→ PROVIDED RECORDS:
○ ○ ○ ○ ○

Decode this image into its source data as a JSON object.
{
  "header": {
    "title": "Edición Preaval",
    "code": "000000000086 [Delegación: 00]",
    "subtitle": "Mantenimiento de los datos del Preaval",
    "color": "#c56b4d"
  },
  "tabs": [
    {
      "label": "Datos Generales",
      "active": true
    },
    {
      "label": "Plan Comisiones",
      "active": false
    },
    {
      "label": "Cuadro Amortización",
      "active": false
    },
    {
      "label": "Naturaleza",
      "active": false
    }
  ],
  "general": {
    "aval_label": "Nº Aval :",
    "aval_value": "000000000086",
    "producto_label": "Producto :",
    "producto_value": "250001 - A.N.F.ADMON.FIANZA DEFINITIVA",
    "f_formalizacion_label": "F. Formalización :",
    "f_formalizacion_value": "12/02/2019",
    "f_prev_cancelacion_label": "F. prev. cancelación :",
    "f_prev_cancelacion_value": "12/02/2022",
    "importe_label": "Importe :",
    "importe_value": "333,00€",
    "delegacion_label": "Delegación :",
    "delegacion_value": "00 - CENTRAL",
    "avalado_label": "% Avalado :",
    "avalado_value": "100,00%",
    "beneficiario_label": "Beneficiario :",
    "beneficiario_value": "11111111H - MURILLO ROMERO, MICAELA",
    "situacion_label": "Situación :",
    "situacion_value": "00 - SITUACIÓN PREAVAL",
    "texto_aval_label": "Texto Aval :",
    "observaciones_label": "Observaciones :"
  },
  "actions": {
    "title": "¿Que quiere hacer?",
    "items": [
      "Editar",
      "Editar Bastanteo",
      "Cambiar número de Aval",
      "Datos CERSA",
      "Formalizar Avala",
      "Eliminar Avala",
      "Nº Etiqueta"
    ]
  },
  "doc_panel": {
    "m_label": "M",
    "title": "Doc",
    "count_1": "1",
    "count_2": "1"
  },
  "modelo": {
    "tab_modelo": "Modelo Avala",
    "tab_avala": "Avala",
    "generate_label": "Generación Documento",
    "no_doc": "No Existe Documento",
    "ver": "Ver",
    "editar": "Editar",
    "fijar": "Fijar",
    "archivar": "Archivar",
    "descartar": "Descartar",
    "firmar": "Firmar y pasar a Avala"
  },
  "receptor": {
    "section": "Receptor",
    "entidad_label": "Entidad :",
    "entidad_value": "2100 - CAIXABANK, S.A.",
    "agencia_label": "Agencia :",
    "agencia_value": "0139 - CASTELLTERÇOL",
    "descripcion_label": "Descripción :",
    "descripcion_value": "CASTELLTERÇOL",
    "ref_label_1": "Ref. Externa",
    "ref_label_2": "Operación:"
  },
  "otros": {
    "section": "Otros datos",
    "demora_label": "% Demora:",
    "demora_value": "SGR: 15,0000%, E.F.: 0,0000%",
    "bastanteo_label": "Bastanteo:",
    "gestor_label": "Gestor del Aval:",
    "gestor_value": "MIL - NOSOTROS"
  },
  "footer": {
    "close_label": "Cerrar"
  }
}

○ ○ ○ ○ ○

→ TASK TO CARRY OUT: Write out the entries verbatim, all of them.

→ EXERCISE RESULT:
Decode this image into its source data as a JSON object.
{
  "header": {
    "title": "Edición Preaval",
    "code": "000000000086 [Delegación: 00]",
    "subtitle": "Mantenimiento de los datos del Preaval",
    "color": "#c56b4d"
  },
  "tabs": [
    {
      "label": "Datos Generales",
      "active": true
    },
    {
      "label": "Plan Comisiones",
      "active": false
    },
    {
      "label": "Cuadro Amortización",
      "active": false
    },
    {
      "label": "Naturaleza",
      "active": false
    }
  ],
  "general": {
    "aval_label": "Nº Aval :",
    "aval_value": "000000000086",
    "producto_label": "Producto :",
    "producto_value": "250001 - A.N.F.ADMON.FIANZA DEFINITIVA",
    "f_formalizacion_label": "F. Formalización :",
    "f_formalizacion_value": "12/02/2019",
    "f_prev_cancelacion_label": "F. prev. cancelación :",
    "f_prev_cancelacion_value": "12/02/2022",
    "importe_label": "Importe :",
    "importe_value": "333,00€",
    "delegacion_label": "Delegación :",
    "delegacion_value": "00 - CENTRAL",
    "avalado_label": "% Avalado :",
    "avalado_value": "100,00%",
    "beneficiario_label": "Beneficiario :",
    "beneficiario_value": "11111111H - MURILLO ROMERO, MICAELA",
    "situacion_label": "Situación :",
    "situacion_value": "00 - SITUACIÓN PREAVAL",
    "texto_aval_label": "Texto Aval :",
    "observaciones_label": "Observaciones :"
  },
  "actions": {
    "title": "¿Que quiere hacer?",
    "items": [
      "Editar",
      "Editar Bastanteo",
      "Cambiar número de Aval",
      "Datos CERSA",
      "Formalizar Avala",
      "Eliminar Avala",
      "Nº Etiqueta"
    ]
  },
  "doc_panel": {
    "m_label": "M",
    "title": "Doc",
    "count_1": "1",
    "count_2": "1"
  },
  "modelo": {
    "tab_modelo": "Modelo Avala",
    "tab_avala": "Avala",
    "generate_label": "Generación Documento",
    "no_doc": "No Existe Documento",
    "ver": "Ver",
    "editar": "Editar",
    "fijar": "Fijar",
    "archivar": "Archivar",
    "descartar": "Descartar",
    "firmar": "Firmar y pasar a Avala"
  },
  "receptor": {
    "section": "Receptor",
    "entidad_label": "Entidad :",
    "entidad_value": "2100 - CAIXABANK, S.A.",
    "agencia_label": "Agencia :",
    "agencia_value": "0139 - CASTELLTERÇOL",
    "descripcion_label": "Descripción :",
    "descripcion_value": "CASTELLTERÇOL",
    "ref_label_1": "Ref. Externa",
    "ref_label_2": "Operación:"
  },
  "otros": {
    "section": "Otros datos",
    "demora_label": "% Demora:",
    "demora_value": "SGR: 15,0000%, E.F.: 0,0000%",
    "bastanteo_label": "Bastanteo:",
    "gestor_label": "Gestor del Aval:",
    "gestor_value": "MIL - NOSOTROS"
  },
  "footer": {
    "close_label": "Cerrar"
  }
}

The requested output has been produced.